==== Extracted information ====

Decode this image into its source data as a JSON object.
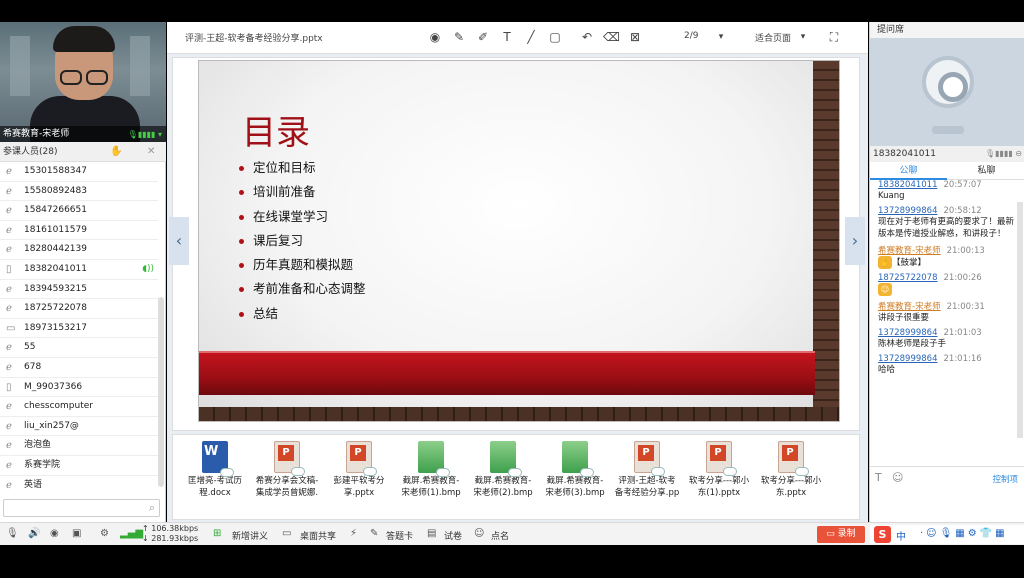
{
  "presenter": {
    "name": "希赛教育-宋老师"
  },
  "members": {
    "header": "参课人员(28)",
    "items": [
      {
        "name": "15301588347",
        "icon": "ie-icon"
      },
      {
        "name": "15580892483",
        "icon": "ie-icon"
      },
      {
        "name": "15847266651",
        "icon": "ie-icon"
      },
      {
        "name": "18161011579",
        "icon": "ie-icon"
      },
      {
        "name": "18280442139",
        "icon": "ie-icon"
      },
      {
        "name": "18382041011",
        "icon": "phone-icon"
      },
      {
        "name": "18394593215",
        "icon": "ie-icon"
      },
      {
        "name": "18725722078",
        "icon": "ie-icon"
      },
      {
        "name": "18973153217",
        "icon": "monitor-icon"
      },
      {
        "name": "55",
        "icon": "ie-icon"
      },
      {
        "name": "678",
        "icon": "ie-icon"
      },
      {
        "name": "M_99037366",
        "icon": "phone-icon"
      },
      {
        "name": "chesscomputer",
        "icon": "ie-icon"
      },
      {
        "name": "liu_xin257@",
        "icon": "ie-icon"
      },
      {
        "name": "泡泡鱼",
        "icon": "ie-icon"
      },
      {
        "name": "系赛学院",
        "icon": "ie-icon"
      },
      {
        "name": "英语",
        "icon": "ie-icon"
      }
    ]
  },
  "toolbar": {
    "filename": "评测-王超-软考备考经验分享.pptx",
    "page": "2/9",
    "fit": "适合页面"
  },
  "slide": {
    "title": "目录",
    "bullets": [
      "定位和目标",
      "培训前准备",
      "在线课堂学习",
      "课后复习",
      "历年真题和模拟题",
      "考前准备和心态调整",
      "总结"
    ]
  },
  "files": [
    {
      "label": "匡增亮-考试历\n程.docx",
      "type": "doc"
    },
    {
      "label": "希赛分享会文稿-\n集成学员曾妮娜.",
      "type": "ppt"
    },
    {
      "label": "彭建平软考分\n享.pptx",
      "type": "ppt"
    },
    {
      "label": "截屏.希赛教育-\n宋老师(1).bmp",
      "type": "bmp"
    },
    {
      "label": "截屏.希赛教育-\n宋老师(2).bmp",
      "type": "bmp"
    },
    {
      "label": "截屏.希赛教育-\n宋老师(3).bmp",
      "type": "bmp"
    },
    {
      "label": "评测-王超-软考\n备考经验分享.pp",
      "type": "ppt"
    },
    {
      "label": "软考分享---郭小\n东(1).pptx",
      "type": "ppt"
    },
    {
      "label": "软考分享---郭小\n东.pptx",
      "type": "ppt"
    }
  ],
  "right": {
    "header": "提问席",
    "student": "18382041011",
    "tabs": [
      "公聊",
      "私聊"
    ],
    "messages": [
      {
        "who": "18382041011",
        "time": "20:57:07",
        "text": "Kuang",
        "teacher": false
      },
      {
        "who": "13728999864",
        "time": "20:58:12",
        "text": "现在对于老师有更高的要求了！最新版本是传道授业解惑，和讲段子！",
        "teacher": false
      },
      {
        "who": "希赛教育-宋老师",
        "time": "21:00:13",
        "text": "【鼓掌】",
        "teacher": true
      },
      {
        "who": "18725722078",
        "time": "21:00:26",
        "text": "",
        "teacher": false
      },
      {
        "who": "希赛教育-宋老师",
        "time": "21:00:31",
        "text": "讲段子很重要",
        "teacher": true
      },
      {
        "who": "13728999864",
        "time": "21:01:03",
        "text": "陈林老师是段子手",
        "teacher": false
      },
      {
        "who": "13728999864",
        "time": "21:01:16",
        "text": "哈哈",
        "teacher": false
      }
    ],
    "control": "控制项"
  },
  "bottombar": {
    "up": "106.38kbps",
    "down": "281.93kbps",
    "new_lecture": "新增讲义",
    "desktop_share": "桌面共享",
    "answer_card": "答题卡",
    "quiz": "试卷",
    "roll_call": "点名",
    "record": "录制"
  },
  "ime": {
    "logo": "S",
    "mode": "中"
  }
}
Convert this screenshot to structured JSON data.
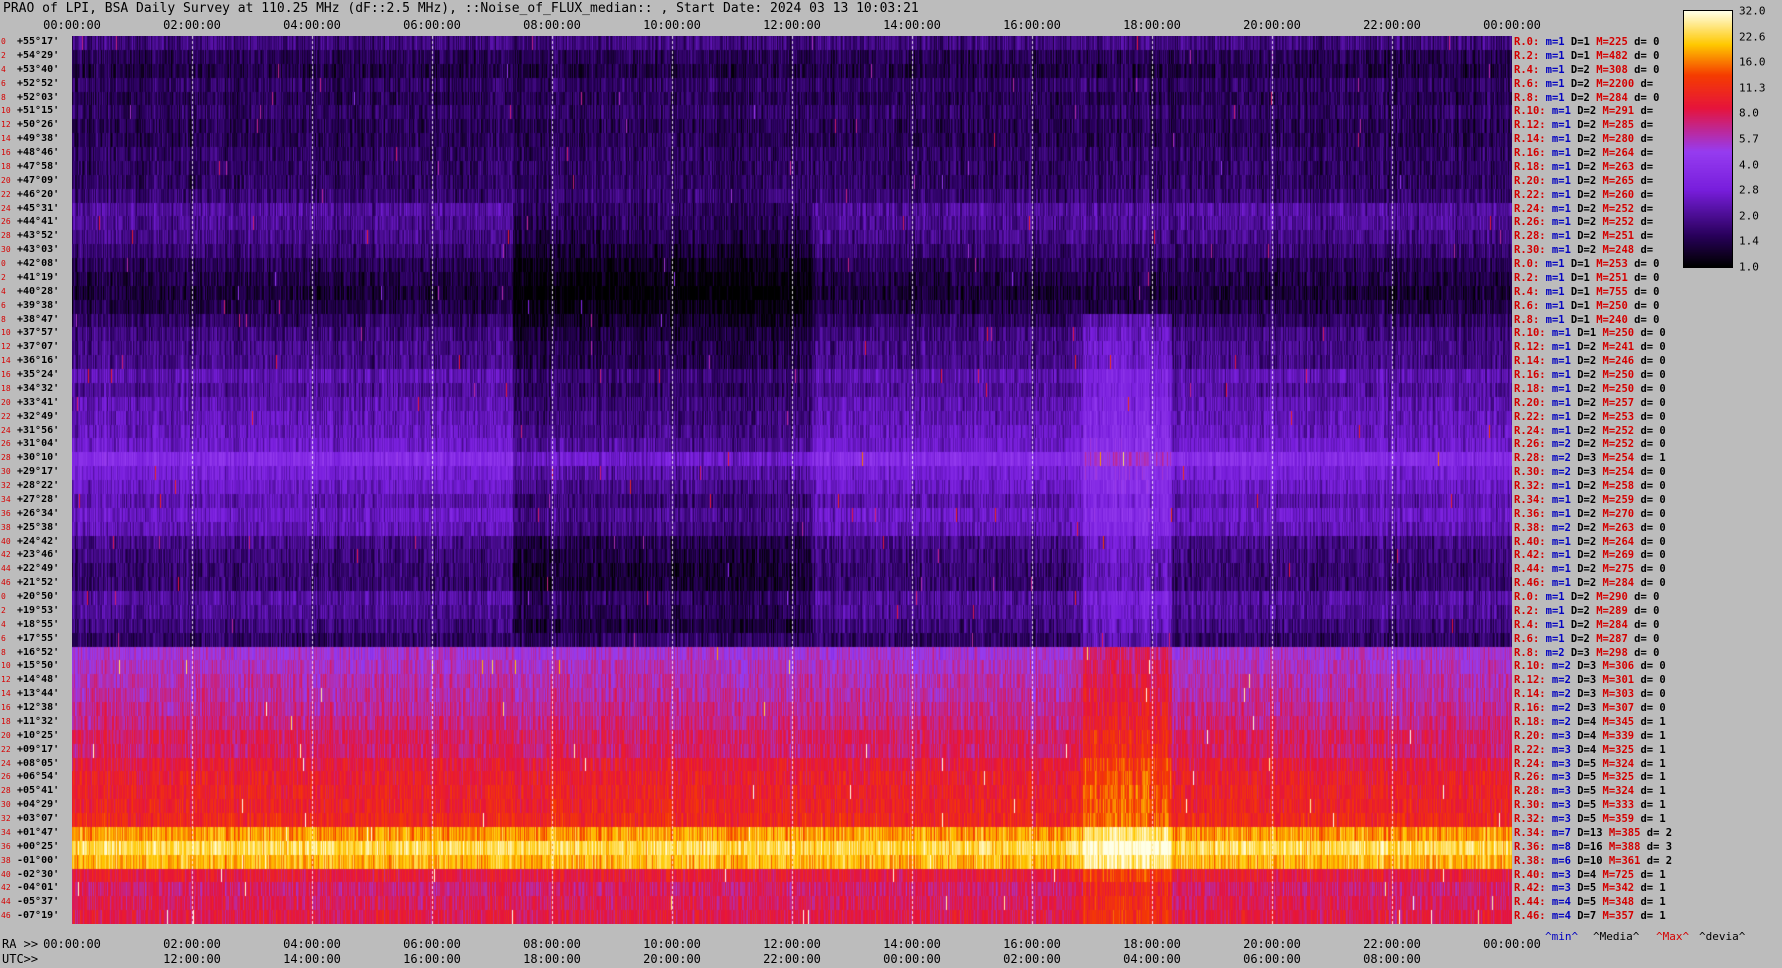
{
  "title": "PRAO of LPI, BSA Daily Survey at 110.25 MHz (dF::2.5 MHz), ::Noise_of_FLUX_median:: , Start Date: 2024 03 13 10:03:21",
  "top_ticks": [
    "00:00:00",
    "02:00:00",
    "04:00:00",
    "06:00:00",
    "08:00:00",
    "10:00:00",
    "12:00:00",
    "14:00:00",
    "16:00:00",
    "18:00:00",
    "20:00:00",
    "22:00:00",
    "00:00:00"
  ],
  "ra_label": "RA >>",
  "utc_label": "UTC>>",
  "bottom_ra_ticks": [
    "00:00:00",
    "02:00:00",
    "04:00:00",
    "06:00:00",
    "08:00:00",
    "10:00:00",
    "12:00:00",
    "14:00:00",
    "16:00:00",
    "18:00:00",
    "20:00:00",
    "22:00:00",
    "00:00:00"
  ],
  "bottom_utc_ticks": [
    "12:00:00",
    "14:00:00",
    "16:00:00",
    "18:00:00",
    "20:00:00",
    "22:00:00",
    "00:00:00",
    "02:00:00",
    "04:00:00",
    "06:00:00",
    "08:00:00"
  ],
  "stat_footer": {
    "min": "^min^",
    "median": "^Media^",
    "max": "^Max^",
    "dev": "^devia^"
  },
  "colors": {
    "background": "#bcbcbc",
    "label_red": "#d40000",
    "label_blue": "#0000c0"
  },
  "chart_data": {
    "type": "heatmap",
    "colormap": "black-purple-red-yellow-white",
    "colorbar_ticks": [
      "32.0",
      "22.6",
      "16.0",
      "11.3",
      "8.0",
      "5.7",
      "4.0",
      "2.8",
      "2.0",
      "1.4",
      "1.0"
    ],
    "colorbar_range": [
      1.0,
      32.0
    ],
    "x_range_ra_hours": [
      0,
      24
    ],
    "declinations": [
      "+55°17'",
      "+54°29'",
      "+53°40'",
      "+52°52'",
      "+52°03'",
      "+51°15'",
      "+50°26'",
      "+49°38'",
      "+48°46'",
      "+47°58'",
      "+47°09'",
      "+46°20'",
      "+45°31'",
      "+44°41'",
      "+43°52'",
      "+43°03'",
      "+42°08'",
      "+41°19'",
      "+40°28'",
      "+39°38'",
      "+38°47'",
      "+37°57'",
      "+37°07'",
      "+36°16'",
      "+35°24'",
      "+34°32'",
      "+33°41'",
      "+32°49'",
      "+31°56'",
      "+31°04'",
      "+30°10'",
      "+29°17'",
      "+28°22'",
      "+27°28'",
      "+26°34'",
      "+25°38'",
      "+24°42'",
      "+23°46'",
      "+22°49'",
      "+21°52'",
      "+20°50'",
      "+19°53'",
      "+18°55'",
      "+17°55'",
      "+16°52'",
      "+15°50'",
      "+14°48'",
      "+13°44'",
      "+12°38'",
      "+11°32'",
      "+10°25'",
      "+09°17'",
      "+08°05'",
      "+06°54'",
      "+05°41'",
      "+04°29'",
      "+03°07'",
      "+01°47'",
      "+00°25'",
      "-01°00'",
      "-02°30'",
      "-04°01'",
      "-05°37'",
      "-07°19'"
    ],
    "row_indices": [
      "0",
      "2",
      "4",
      "6",
      "8",
      "10",
      "12",
      "14",
      "16",
      "18",
      "20",
      "22",
      "24",
      "26",
      "28",
      "30",
      "0",
      "2",
      "4",
      "6",
      "8",
      "10",
      "12",
      "14",
      "16",
      "18",
      "20",
      "22",
      "24",
      "26",
      "28",
      "30",
      "32",
      "34",
      "36",
      "38",
      "40",
      "42",
      "44",
      "46",
      "0",
      "2",
      "4",
      "6",
      "8",
      "10",
      "12",
      "14",
      "16",
      "18",
      "20",
      "22",
      "24",
      "26",
      "28",
      "30",
      "32",
      "34",
      "36",
      "38",
      "40",
      "42",
      "44",
      "46"
    ],
    "row_levels": [
      1.8,
      1.5,
      1.4,
      1.6,
      1.5,
      1.6,
      1.5,
      1.5,
      1.6,
      1.6,
      1.6,
      1.7,
      2.1,
      2.0,
      1.9,
      1.7,
      1.5,
      1.4,
      1.3,
      1.4,
      1.6,
      1.8,
      1.9,
      1.9,
      2.3,
      2.1,
      2.3,
      2.4,
      2.5,
      2.7,
      3.6,
      2.9,
      2.6,
      2.3,
      2.6,
      2.4,
      1.9,
      1.8,
      1.7,
      1.7,
      2.1,
      2.0,
      1.8,
      1.6,
      5.2,
      5.6,
      6.0,
      6.2,
      6.6,
      7.0,
      7.8,
      7.6,
      9.0,
      9.6,
      10.0,
      10.2,
      10.8,
      18.0,
      24.0,
      20.0,
      9.0,
      7.5,
      8.0,
      8.5
    ],
    "stats": [
      {
        "r": "R.0:",
        "m": "m=1",
        "d": "D=1",
        "M": "M=225",
        "dev": "d= 0"
      },
      {
        "r": "R.2:",
        "m": "m=1",
        "d": "D=1",
        "M": "M=482",
        "dev": "d= 0"
      },
      {
        "r": "R.4:",
        "m": "m=1",
        "d": "D=2",
        "M": "M=308",
        "dev": "d= 0"
      },
      {
        "r": "R.6:",
        "m": "m=1",
        "d": "D=2",
        "M": "M=2200",
        "dev": "d="
      },
      {
        "r": "R.8:",
        "m": "m=1",
        "d": "D=2",
        "M": "M=284",
        "dev": "d= 0"
      },
      {
        "r": "R.10:",
        "m": "m=1",
        "d": "D=2",
        "M": "M=291",
        "dev": "d="
      },
      {
        "r": "R.12:",
        "m": "m=1",
        "d": "D=2",
        "M": "M=285",
        "dev": "d="
      },
      {
        "r": "R.14:",
        "m": "m=1",
        "d": "D=2",
        "M": "M=280",
        "dev": "d="
      },
      {
        "r": "R.16:",
        "m": "m=1",
        "d": "D=2",
        "M": "M=264",
        "dev": "d="
      },
      {
        "r": "R.18:",
        "m": "m=1",
        "d": "D=2",
        "M": "M=263",
        "dev": "d="
      },
      {
        "r": "R.20:",
        "m": "m=1",
        "d": "D=2",
        "M": "M=265",
        "dev": "d="
      },
      {
        "r": "R.22:",
        "m": "m=1",
        "d": "D=2",
        "M": "M=260",
        "dev": "d="
      },
      {
        "r": "R.24:",
        "m": "m=1",
        "d": "D=2",
        "M": "M=252",
        "dev": "d="
      },
      {
        "r": "R.26:",
        "m": "m=1",
        "d": "D=2",
        "M": "M=252",
        "dev": "d="
      },
      {
        "r": "R.28:",
        "m": "m=1",
        "d": "D=2",
        "M": "M=251",
        "dev": "d="
      },
      {
        "r": "R.30:",
        "m": "m=1",
        "d": "D=2",
        "M": "M=248",
        "dev": "d="
      },
      {
        "r": "R.0:",
        "m": "m=1",
        "d": "D=1",
        "M": "M=253",
        "dev": "d= 0"
      },
      {
        "r": "R.2:",
        "m": "m=1",
        "d": "D=1",
        "M": "M=251",
        "dev": "d= 0"
      },
      {
        "r": "R.4:",
        "m": "m=1",
        "d": "D=1",
        "M": "M=755",
        "dev": "d= 0"
      },
      {
        "r": "R.6:",
        "m": "m=1",
        "d": "D=1",
        "M": "M=250",
        "dev": "d= 0"
      },
      {
        "r": "R.8:",
        "m": "m=1",
        "d": "D=1",
        "M": "M=240",
        "dev": "d= 0"
      },
      {
        "r": "R.10:",
        "m": "m=1",
        "d": "D=1",
        "M": "M=250",
        "dev": "d= 0"
      },
      {
        "r": "R.12:",
        "m": "m=1",
        "d": "D=2",
        "M": "M=241",
        "dev": "d= 0"
      },
      {
        "r": "R.14:",
        "m": "m=1",
        "d": "D=2",
        "M": "M=246",
        "dev": "d= 0"
      },
      {
        "r": "R.16:",
        "m": "m=1",
        "d": "D=2",
        "M": "M=250",
        "dev": "d= 0"
      },
      {
        "r": "R.18:",
        "m": "m=1",
        "d": "D=2",
        "M": "M=250",
        "dev": "d= 0"
      },
      {
        "r": "R.20:",
        "m": "m=1",
        "d": "D=2",
        "M": "M=257",
        "dev": "d= 0"
      },
      {
        "r": "R.22:",
        "m": "m=1",
        "d": "D=2",
        "M": "M=253",
        "dev": "d= 0"
      },
      {
        "r": "R.24:",
        "m": "m=1",
        "d": "D=2",
        "M": "M=252",
        "dev": "d= 0"
      },
      {
        "r": "R.26:",
        "m": "m=2",
        "d": "D=2",
        "M": "M=252",
        "dev": "d= 0"
      },
      {
        "r": "R.28:",
        "m": "m=2",
        "d": "D=3",
        "M": "M=254",
        "dev": "d= 1"
      },
      {
        "r": "R.30:",
        "m": "m=2",
        "d": "D=3",
        "M": "M=254",
        "dev": "d= 0"
      },
      {
        "r": "R.32:",
        "m": "m=1",
        "d": "D=2",
        "M": "M=258",
        "dev": "d= 0"
      },
      {
        "r": "R.34:",
        "m": "m=1",
        "d": "D=2",
        "M": "M=259",
        "dev": "d= 0"
      },
      {
        "r": "R.36:",
        "m": "m=1",
        "d": "D=2",
        "M": "M=270",
        "dev": "d= 0"
      },
      {
        "r": "R.38:",
        "m": "m=2",
        "d": "D=2",
        "M": "M=263",
        "dev": "d= 0"
      },
      {
        "r": "R.40:",
        "m": "m=1",
        "d": "D=2",
        "M": "M=264",
        "dev": "d= 0"
      },
      {
        "r": "R.42:",
        "m": "m=1",
        "d": "D=2",
        "M": "M=269",
        "dev": "d= 0"
      },
      {
        "r": "R.44:",
        "m": "m=1",
        "d": "D=2",
        "M": "M=275",
        "dev": "d= 0"
      },
      {
        "r": "R.46:",
        "m": "m=1",
        "d": "D=2",
        "M": "M=284",
        "dev": "d= 0"
      },
      {
        "r": "R.0:",
        "m": "m=1",
        "d": "D=2",
        "M": "M=290",
        "dev": "d= 0"
      },
      {
        "r": "R.2:",
        "m": "m=1",
        "d": "D=2",
        "M": "M=289",
        "dev": "d= 0"
      },
      {
        "r": "R.4:",
        "m": "m=1",
        "d": "D=2",
        "M": "M=284",
        "dev": "d= 0"
      },
      {
        "r": "R.6:",
        "m": "m=1",
        "d": "D=2",
        "M": "M=287",
        "dev": "d= 0"
      },
      {
        "r": "R.8:",
        "m": "m=2",
        "d": "D=3",
        "M": "M=298",
        "dev": "d= 0"
      },
      {
        "r": "R.10:",
        "m": "m=2",
        "d": "D=3",
        "M": "M=306",
        "dev": "d= 0"
      },
      {
        "r": "R.12:",
        "m": "m=2",
        "d": "D=3",
        "M": "M=301",
        "dev": "d= 0"
      },
      {
        "r": "R.14:",
        "m": "m=2",
        "d": "D=3",
        "M": "M=303",
        "dev": "d= 0"
      },
      {
        "r": "R.16:",
        "m": "m=2",
        "d": "D=3",
        "M": "M=307",
        "dev": "d= 0"
      },
      {
        "r": "R.18:",
        "m": "m=2",
        "d": "D=4",
        "M": "M=345",
        "dev": "d= 1"
      },
      {
        "r": "R.20:",
        "m": "m=3",
        "d": "D=4",
        "M": "M=339",
        "dev": "d= 1"
      },
      {
        "r": "R.22:",
        "m": "m=3",
        "d": "D=4",
        "M": "M=325",
        "dev": "d= 1"
      },
      {
        "r": "R.24:",
        "m": "m=3",
        "d": "D=5",
        "M": "M=324",
        "dev": "d= 1"
      },
      {
        "r": "R.26:",
        "m": "m=3",
        "d": "D=5",
        "M": "M=325",
        "dev": "d= 1"
      },
      {
        "r": "R.28:",
        "m": "m=3",
        "d": "D=5",
        "M": "M=324",
        "dev": "d= 1"
      },
      {
        "r": "R.30:",
        "m": "m=3",
        "d": "D=5",
        "M": "M=333",
        "dev": "d= 1"
      },
      {
        "r": "R.32:",
        "m": "m=3",
        "d": "D=5",
        "M": "M=359",
        "dev": "d= 1"
      },
      {
        "r": "R.34:",
        "m": "m=7",
        "d": "D=13",
        "M": "M=385",
        "dev": "d= 2"
      },
      {
        "r": "R.36:",
        "m": "m=8",
        "d": "D=16",
        "M": "M=388",
        "dev": "d= 3"
      },
      {
        "r": "R.38:",
        "m": "m=6",
        "d": "D=10",
        "M": "M=361",
        "dev": "d= 2"
      },
      {
        "r": "R.40:",
        "m": "m=3",
        "d": "D=4",
        "M": "M=725",
        "dev": "d= 1"
      },
      {
        "r": "R.42:",
        "m": "m=3",
        "d": "D=5",
        "M": "M=342",
        "dev": "d= 1"
      },
      {
        "r": "R.44:",
        "m": "m=4",
        "d": "D=5",
        "M": "M=348",
        "dev": "d= 1"
      },
      {
        "r": "R.46:",
        "m": "m=4",
        "d": "D=7",
        "M": "M=357",
        "dev": "d= 1"
      }
    ]
  }
}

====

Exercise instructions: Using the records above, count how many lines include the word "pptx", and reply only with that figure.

Expected answer: 4